girls,” he says, stretching his arms out, as if to swim off into the night. “How can you quibble over a spilled glass? This is Paris. Here we are. This is it!” “Mom,” I say, looking over at her. “Mom!” “Honey,” Mom says, dabbing at my skirt with a napkin, “I told you silk is not the best thing to use when you sew. Especially if you’re going to wear it every day. It’s just so impractical. You don’t listen to me about that.” The waiter hands me a wet towel and I scrub at my dress. He sloshes away the dishes and the spilled pink milk on the table, all the while beaming at Ava. Dad decides to splurge and we take a taxi home, back to the rue Michel-Ange. Michael the angel. I can just see him, wings outstretched, hair blowing, floating over the grand buildings in the sixteenth district. And the whole way home, being tossed about in the zigzagging cab, Dad and the driver are babbling on in French. Dad is clearly in heaven, saying“Mais bien sûr!”as we ride across bridges lit up with nighttime joy, as we bump over cobblestone streets and under arches, passing glowing boats on the river Seine. All the while, I am feeling that pushing, hurting feeling in my throat. I’ll soak the spots on the skirt when I get home. Accidents happen. But my blue watered silk dress might be ruined. I thought I loved it. Now I’m not sure. Maybe I should have chosen something other than silk. Mom doesn’t like silk. I watch Paris spin by in lights, changing like those patterns in a kaleidoscope, green fire, watery silk blue, sparkly pink. And there among the sparkles, Windel Watson seems to flicker in and out, reminding me of my other mistakes.
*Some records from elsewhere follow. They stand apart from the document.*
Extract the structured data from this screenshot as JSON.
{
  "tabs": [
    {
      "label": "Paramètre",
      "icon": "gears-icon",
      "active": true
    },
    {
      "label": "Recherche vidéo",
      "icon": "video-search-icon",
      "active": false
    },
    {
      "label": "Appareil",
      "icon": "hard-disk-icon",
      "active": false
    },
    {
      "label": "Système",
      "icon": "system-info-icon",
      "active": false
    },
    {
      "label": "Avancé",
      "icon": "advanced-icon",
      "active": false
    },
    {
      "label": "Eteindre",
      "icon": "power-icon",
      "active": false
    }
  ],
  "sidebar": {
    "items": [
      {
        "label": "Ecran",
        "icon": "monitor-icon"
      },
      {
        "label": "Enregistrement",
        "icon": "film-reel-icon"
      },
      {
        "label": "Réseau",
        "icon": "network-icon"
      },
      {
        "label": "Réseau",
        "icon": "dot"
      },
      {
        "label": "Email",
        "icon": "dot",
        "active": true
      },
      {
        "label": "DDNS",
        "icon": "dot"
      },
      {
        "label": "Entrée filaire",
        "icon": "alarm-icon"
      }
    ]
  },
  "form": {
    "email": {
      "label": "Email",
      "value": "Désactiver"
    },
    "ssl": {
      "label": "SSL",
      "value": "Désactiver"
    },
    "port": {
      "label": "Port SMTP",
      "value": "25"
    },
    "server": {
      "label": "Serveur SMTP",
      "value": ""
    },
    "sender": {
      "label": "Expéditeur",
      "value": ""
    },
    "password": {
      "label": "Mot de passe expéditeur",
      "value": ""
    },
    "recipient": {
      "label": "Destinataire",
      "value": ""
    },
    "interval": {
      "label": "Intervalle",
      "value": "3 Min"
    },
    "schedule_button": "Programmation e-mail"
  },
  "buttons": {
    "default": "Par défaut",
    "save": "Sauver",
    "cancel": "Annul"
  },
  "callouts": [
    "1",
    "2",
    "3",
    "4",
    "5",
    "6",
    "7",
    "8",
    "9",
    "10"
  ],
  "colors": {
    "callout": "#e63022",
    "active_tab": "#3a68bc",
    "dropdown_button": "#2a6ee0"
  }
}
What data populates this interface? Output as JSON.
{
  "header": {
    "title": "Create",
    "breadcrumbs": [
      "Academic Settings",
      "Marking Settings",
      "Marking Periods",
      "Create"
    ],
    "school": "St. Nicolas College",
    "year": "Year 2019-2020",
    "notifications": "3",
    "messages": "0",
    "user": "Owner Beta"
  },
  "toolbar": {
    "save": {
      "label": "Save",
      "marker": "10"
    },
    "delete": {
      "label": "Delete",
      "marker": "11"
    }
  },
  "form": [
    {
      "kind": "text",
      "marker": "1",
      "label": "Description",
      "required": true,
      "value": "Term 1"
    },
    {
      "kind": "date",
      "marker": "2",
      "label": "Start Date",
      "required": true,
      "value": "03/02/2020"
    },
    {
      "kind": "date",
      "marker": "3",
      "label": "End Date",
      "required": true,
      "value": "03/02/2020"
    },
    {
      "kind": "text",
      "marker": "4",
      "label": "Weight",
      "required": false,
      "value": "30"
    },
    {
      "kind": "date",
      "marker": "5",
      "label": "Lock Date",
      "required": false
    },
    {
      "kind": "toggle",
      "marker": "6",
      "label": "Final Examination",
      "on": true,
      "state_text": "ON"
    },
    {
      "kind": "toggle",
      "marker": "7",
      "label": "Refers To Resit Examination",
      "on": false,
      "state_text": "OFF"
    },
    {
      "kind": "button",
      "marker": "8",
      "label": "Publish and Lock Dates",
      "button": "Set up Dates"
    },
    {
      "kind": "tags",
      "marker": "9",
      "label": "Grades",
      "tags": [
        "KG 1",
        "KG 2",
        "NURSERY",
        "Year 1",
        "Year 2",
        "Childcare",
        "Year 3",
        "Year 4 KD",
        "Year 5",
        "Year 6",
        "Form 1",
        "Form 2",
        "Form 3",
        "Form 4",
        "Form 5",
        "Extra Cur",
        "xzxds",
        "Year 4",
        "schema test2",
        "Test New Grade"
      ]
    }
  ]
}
I press my head against the window, feeling like nobody’s ever going to love me or my dresses.